Letter: Close Park Loophole

Bill 19 did go to a vote at second reading and was voted down by the Tory MLAs. It sought to forever remove the use of the “minute letter loophole” by any future government, no matter what its stripe. The need may arise to change the status of a provincial park, but if so, then it must be subject to a wide and inclusive public consultation in full view of all Nova Scotians.


The Tide is Turning

Save Owls Head is a dynamic and inspiring movement, where scientists, Mi’kmaw Land and Water Protectors, and everyday citizens have come together in an effort to protect our province and our planet. 

More and more, Owls Head Provincial Park symbolizes the inherent values we recognize and the world of possibilities we envision. 


Presentation to MLA Kent Smith

On December 1, 2021, a group of concerned citizens met with Eastern Shore MLA Kent Smith to advocate for legally protecting Owls Head Provincial Park. Christopher Trider, Dr. Kristina Boerder, and Celes Davar spoke about the park network, the science, and new opportunities for the province.

This presentation proposed ways to ensure legal protection of the site’s significant conservation values, the wider park network, and important cultural landscapes (while still working towards a thriving Eastern Shore).


Thinking Bigger

Acquiring land to expand parks and protected areas is an important investment for future generations. Linking natural areas helps to protect biodiversity, provides corridors for wildlife, and improves the carrying capacity of natural systems. Carrying capacity is important in that it determines the extent to which human activity can occur in these areas without negatively impacting the ecosystems.

We should be looking at acquiring more public land at Owls Head provincial park to include in the designated area now that it will not be sold and destroyed.


Chris Miller: Owls Head Needs Legal Protection

Nova Scotia’s parks and protected areas are important. These are places where we go to be outdoors with friends and family. They help clean the air and water. They contain important ecosystems and provide crucial habitat for lots of different species. We need these places for our health and well-being. 

That’s why the sale of public lands at Owls Head Provincial Park was doomed from the beginning. It matters too much to too many people. Our parks are not a commodity to be traded or sold. On the contrary, these are places that are to be treasured and must be carefully looked after for future generations. 

With the withdrawal of the “letter of offer” for Owls Head, the Nova Scotia government must now ensure that these public lands receive the legal protection that was promised a long time ago.
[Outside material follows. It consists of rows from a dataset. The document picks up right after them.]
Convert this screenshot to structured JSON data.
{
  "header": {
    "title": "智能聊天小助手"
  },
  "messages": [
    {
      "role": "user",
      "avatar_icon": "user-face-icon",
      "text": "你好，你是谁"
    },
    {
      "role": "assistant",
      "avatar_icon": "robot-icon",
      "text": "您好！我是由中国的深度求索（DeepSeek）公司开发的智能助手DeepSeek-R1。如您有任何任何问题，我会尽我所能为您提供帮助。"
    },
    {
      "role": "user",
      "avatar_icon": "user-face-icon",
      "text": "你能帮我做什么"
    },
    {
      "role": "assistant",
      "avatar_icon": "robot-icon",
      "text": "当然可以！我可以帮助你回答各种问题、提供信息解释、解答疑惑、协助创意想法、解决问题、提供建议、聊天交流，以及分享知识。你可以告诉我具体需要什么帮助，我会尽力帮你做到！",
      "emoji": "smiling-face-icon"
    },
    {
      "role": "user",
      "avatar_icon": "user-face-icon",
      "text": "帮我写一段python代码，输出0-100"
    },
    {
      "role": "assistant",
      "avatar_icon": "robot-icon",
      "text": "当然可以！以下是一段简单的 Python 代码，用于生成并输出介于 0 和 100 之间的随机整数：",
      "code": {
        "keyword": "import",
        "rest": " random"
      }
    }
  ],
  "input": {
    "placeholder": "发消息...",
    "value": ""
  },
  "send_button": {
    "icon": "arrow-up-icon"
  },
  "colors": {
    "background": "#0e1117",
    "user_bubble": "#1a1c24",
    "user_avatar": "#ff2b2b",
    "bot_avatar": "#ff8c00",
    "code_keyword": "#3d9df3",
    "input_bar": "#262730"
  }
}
Owls Head needs protection under the law so that future governments will not be tempted to sell off this ecological jewel for any reason.